  13. sesame says:

    Oh ya…I love pretty packaging too…usually draws me to check them out. ?

  14. sesame says:

    Think it’s hard for the pharmacies to influence the suppliers…we consumers should take the lead instead! ?

  15. sesame says:

    I think more and more companies are trying to be more green conscious but maybe still not good enough. I like pump bottles too but some of the pumps are always faulty!

  16. sesame says:

    Yes, very sticky about the expiry date cos we have no idea at all! Even when products state it’s like 12 months or 18 months expiry, the older it gets, the less potent the product is.

  17. Amanda says:

    I am an outsider of the scientific names. I try my best to read them, but more often than not, they serve to confuse than enlighten me.

    Another thing is, though I appreciate the manufacturer pinpoints the product benefits by bullet points, I still have to be very careful about the hidden secrets. Sometimes, the package claims that the product is natural, but when I try it, I can smell a strong fragrance. So I guess artificial fragrance is being used. If that’s the case, can it still be called “natural”? I don’t know.

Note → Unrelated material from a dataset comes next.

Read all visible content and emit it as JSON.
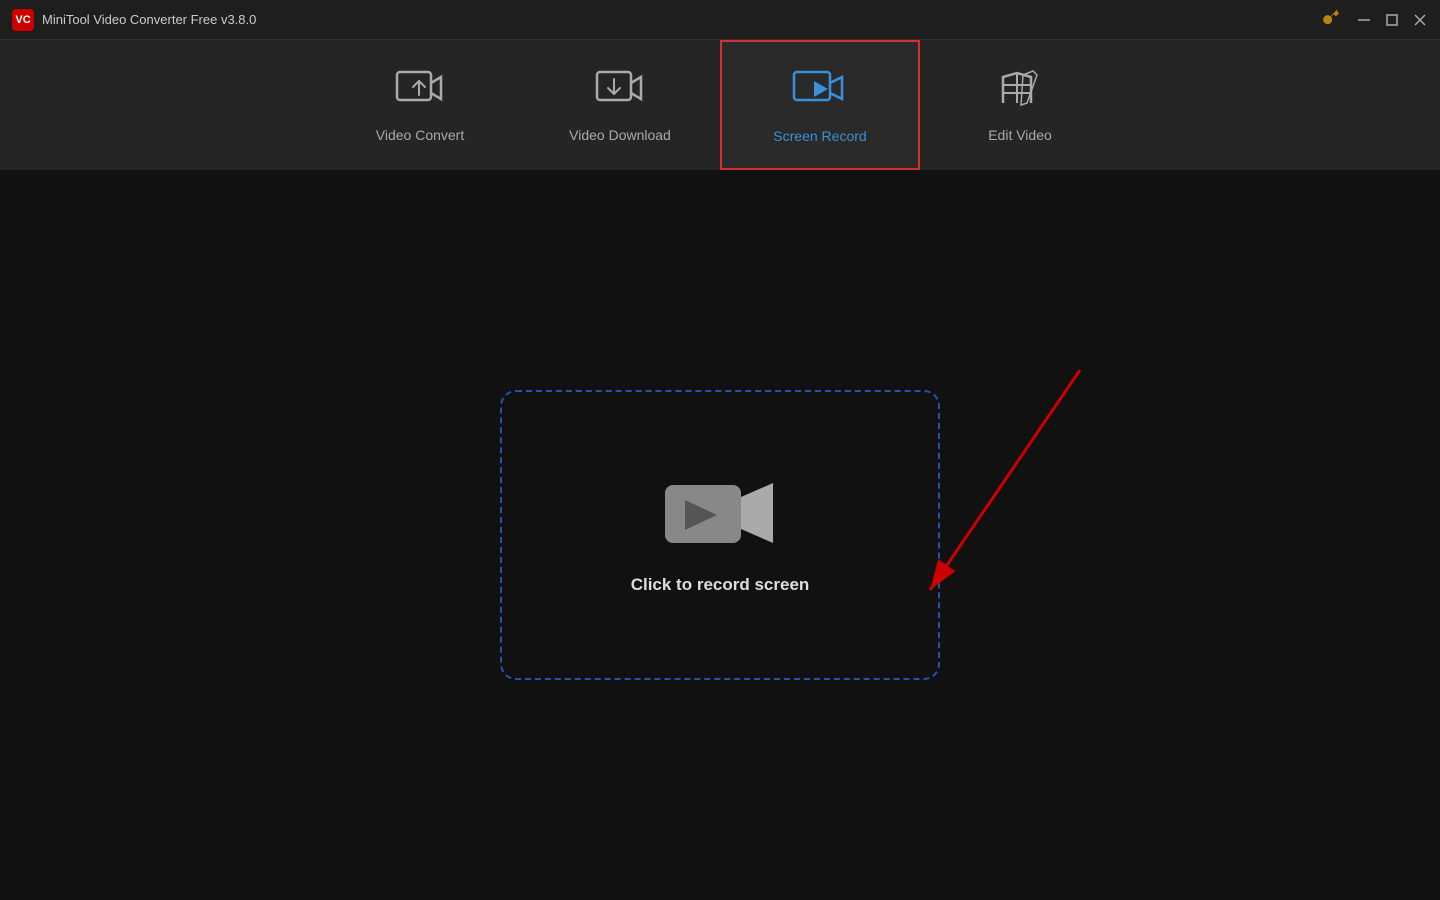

  18. Fi says:

    Totally agree! ? Sometimes I’d spend times in stores and note down what I like and google ingredients (with their complicated latin names) at home… LOL! Or have my smart phone do the googling while I’m in store ?

    One day I was approached by one of the people selling products on stands at the mall. He was commenting on how the products can improve the condition of my skin (I had skin problem due to food intolerances, and back then I only just found out about it, so my body was still adjusting to the new diet). He claimed that the product was “natural” etc (the typical sales pitch). I turned the product over and had a look at the ingredients… almost laughed at it… I saw chemicals, chemicals and more chemicals… sure they had natural ingredients, but very little of it, and with that amount of chemical and synthetic ingredients in it, I don’t see it to be natural at all. And he was a bit shock that I studied the ingredient list thoroughly…

  19. sesame says:

    I know what you mean…many Korean products tend to be like that. There is an artificial fragrance even though they claim to be natural.

  20. sesame says:

    A lot of these store assistants may not be educated on the ingredients themselves. The other day I checked out this Korean product claiming to be organic and when I asked them which ingredients are organic, they can’t tell much much either.

  21. LatestGirls says:

    I have came across many organic and mineral makup kits which claim to be organic but when I do read the details they aren’t that organic at all.

    Best thing I have learned is to see what percentage of it is organic. Some are 95% and some are 75% organic.

  22. sesame says:

    95% organic would be good!

  23. composer says:

    There are laws governing what ingredient names can and cannot be used in the USA. I am guessing that is why the jargon is employed. It actually gives me more confidence that the company is into producing a quality product (complying with labeling laws to me equates more likely to comply with other laws as well ? ) instead of greenwashing when they use the jargon instead of the everyday term.

  24. Joey says:

    Lovely post, great info!

  25. sesame says:

    Thank you. ?

  26. yings says:

    hey sesame, how do you decipher the mvo expiry/batch labels at the bottom of the bottle? the one in your photo above says “4/12/11”. what does that mean?

  27. sesame says:

    It’s the month, day and year. So this one expires April 12, 2011. ?

  28. Sara Barazi says:

    Actually % of organic ingredients in a product may be just as misleading, in several ways actually. Water is not classified as organic and is actually the major ingredient in some products. Therefore a product that is 100% organic can never contain water, therefore one can easily find many organic oils. Moisturizers and shampoos have alot of water in them and although they can e.g. only be 40% organic their ingredients can still be 95% natural. One way of quickly determining how natural or organic one’s product is, besides the nigredients, is to have a look at what kind of certification they have.

Leave a Reply